=== Description of the task ===
Filter the entries below, keeping every line that has the word "animal".

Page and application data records
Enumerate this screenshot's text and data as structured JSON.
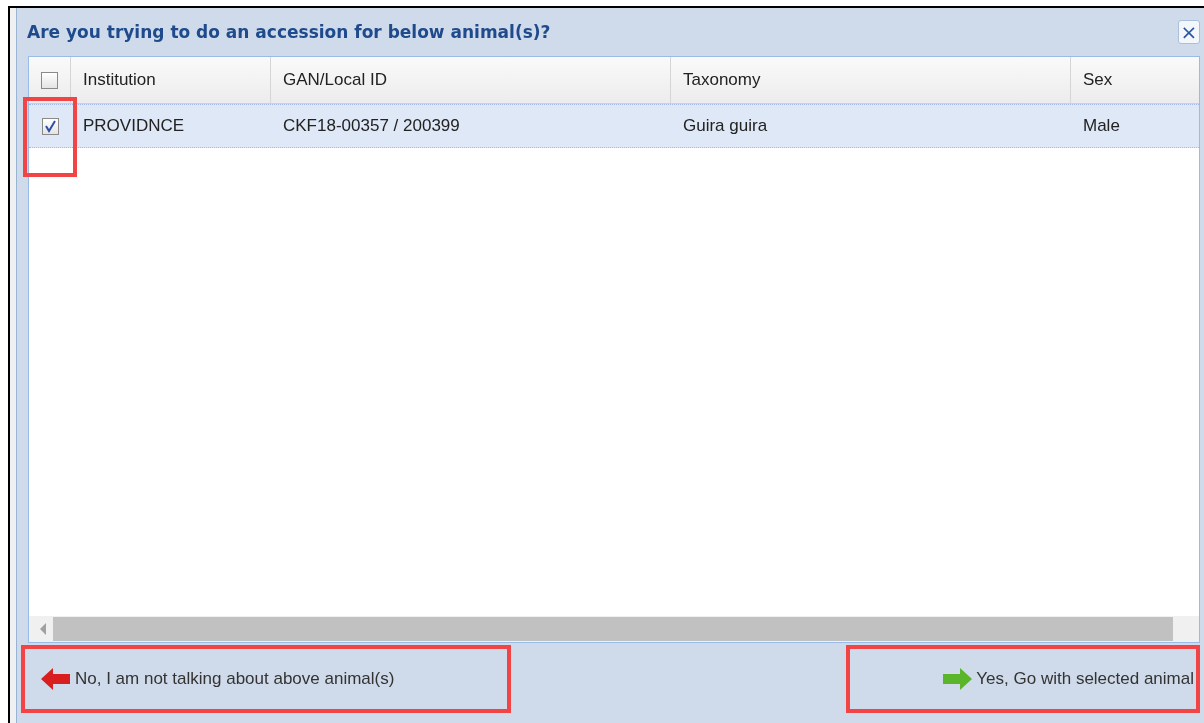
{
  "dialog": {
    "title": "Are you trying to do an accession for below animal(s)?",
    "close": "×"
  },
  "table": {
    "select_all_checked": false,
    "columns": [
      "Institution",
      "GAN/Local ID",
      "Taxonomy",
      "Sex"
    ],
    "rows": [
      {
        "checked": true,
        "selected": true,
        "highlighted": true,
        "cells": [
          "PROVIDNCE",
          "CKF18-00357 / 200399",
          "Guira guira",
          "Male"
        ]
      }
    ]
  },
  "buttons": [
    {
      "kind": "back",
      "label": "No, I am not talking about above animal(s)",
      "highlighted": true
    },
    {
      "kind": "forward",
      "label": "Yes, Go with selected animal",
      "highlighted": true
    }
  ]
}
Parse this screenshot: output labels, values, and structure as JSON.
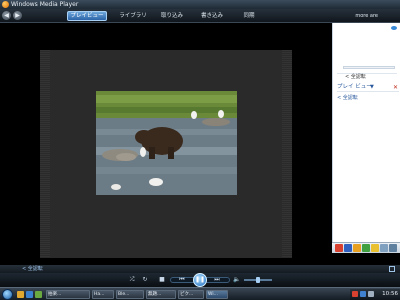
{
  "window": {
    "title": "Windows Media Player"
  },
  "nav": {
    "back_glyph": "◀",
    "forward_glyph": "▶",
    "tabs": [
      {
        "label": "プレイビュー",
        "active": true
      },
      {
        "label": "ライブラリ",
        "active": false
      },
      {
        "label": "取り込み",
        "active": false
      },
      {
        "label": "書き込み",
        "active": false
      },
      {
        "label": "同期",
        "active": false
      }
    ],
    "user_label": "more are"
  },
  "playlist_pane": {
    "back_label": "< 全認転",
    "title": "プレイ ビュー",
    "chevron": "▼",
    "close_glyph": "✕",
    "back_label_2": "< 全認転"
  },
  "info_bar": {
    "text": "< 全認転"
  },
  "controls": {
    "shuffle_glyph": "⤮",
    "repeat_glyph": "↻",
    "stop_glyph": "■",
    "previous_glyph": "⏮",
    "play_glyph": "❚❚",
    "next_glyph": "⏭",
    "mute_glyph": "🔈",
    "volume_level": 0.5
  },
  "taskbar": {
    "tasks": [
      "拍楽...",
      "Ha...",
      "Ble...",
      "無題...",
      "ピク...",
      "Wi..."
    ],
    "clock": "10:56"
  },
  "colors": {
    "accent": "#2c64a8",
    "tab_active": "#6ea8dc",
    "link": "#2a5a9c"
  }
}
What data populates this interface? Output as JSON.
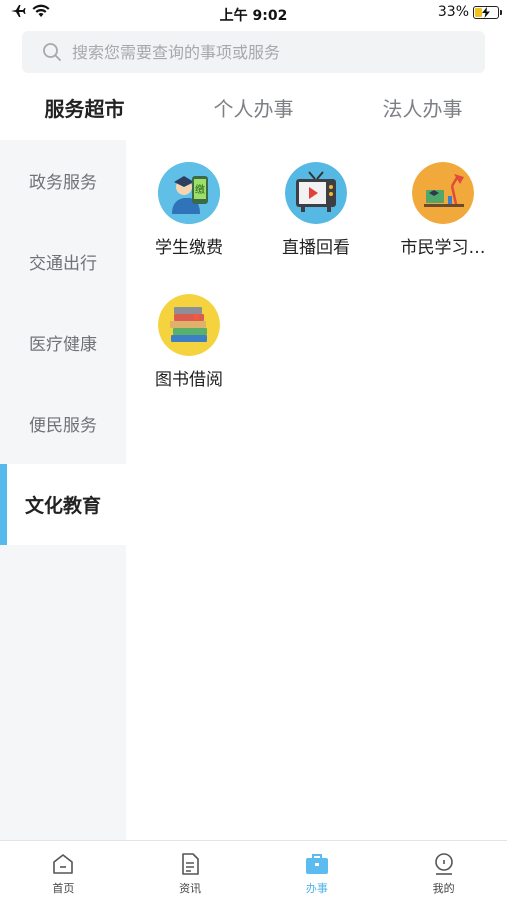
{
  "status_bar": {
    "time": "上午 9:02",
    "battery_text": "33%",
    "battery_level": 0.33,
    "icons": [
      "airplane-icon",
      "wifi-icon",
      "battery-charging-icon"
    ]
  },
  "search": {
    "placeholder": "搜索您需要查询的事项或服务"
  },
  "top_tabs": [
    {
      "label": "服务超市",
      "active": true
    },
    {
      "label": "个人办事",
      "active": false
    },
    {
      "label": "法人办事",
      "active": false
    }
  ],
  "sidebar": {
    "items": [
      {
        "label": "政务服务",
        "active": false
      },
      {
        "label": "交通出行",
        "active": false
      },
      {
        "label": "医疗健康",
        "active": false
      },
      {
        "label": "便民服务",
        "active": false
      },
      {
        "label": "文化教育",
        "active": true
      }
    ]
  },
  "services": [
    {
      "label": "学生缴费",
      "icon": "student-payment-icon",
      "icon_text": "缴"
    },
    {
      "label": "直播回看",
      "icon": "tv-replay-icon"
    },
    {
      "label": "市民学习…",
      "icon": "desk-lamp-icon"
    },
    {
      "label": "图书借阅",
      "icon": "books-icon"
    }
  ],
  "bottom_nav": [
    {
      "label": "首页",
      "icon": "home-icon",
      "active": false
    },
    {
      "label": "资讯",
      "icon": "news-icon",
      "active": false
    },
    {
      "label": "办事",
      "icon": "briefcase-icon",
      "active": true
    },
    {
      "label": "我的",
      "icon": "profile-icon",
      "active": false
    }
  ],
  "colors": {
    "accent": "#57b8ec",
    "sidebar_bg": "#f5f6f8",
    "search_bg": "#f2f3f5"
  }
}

=== Response to this task ===
    "title": "Are you trying to do an accession for below animal(s)?",
      "label": "No, I am not talking about above animal(s)",
      "label": "Yes, Go with selected animal",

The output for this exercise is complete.